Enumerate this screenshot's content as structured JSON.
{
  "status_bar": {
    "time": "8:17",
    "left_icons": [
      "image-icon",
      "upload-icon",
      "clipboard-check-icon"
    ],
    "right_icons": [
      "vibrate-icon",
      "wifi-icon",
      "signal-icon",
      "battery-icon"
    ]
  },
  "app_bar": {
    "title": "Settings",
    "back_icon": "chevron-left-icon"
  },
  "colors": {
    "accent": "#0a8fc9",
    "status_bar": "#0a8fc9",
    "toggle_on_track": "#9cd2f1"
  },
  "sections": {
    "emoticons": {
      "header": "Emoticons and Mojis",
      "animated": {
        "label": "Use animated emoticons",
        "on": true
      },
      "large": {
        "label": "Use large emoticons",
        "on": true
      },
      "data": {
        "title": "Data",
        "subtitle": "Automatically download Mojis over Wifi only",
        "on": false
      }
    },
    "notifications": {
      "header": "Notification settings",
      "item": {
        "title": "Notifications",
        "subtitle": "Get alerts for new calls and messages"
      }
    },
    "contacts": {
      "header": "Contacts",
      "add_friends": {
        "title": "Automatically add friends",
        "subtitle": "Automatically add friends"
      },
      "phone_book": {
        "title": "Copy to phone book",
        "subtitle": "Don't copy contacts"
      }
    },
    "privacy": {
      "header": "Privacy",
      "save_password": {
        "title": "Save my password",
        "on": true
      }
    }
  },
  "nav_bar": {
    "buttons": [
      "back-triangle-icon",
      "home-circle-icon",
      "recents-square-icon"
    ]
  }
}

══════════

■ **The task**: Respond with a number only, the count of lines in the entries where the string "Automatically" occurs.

■ **Result for this task**: 3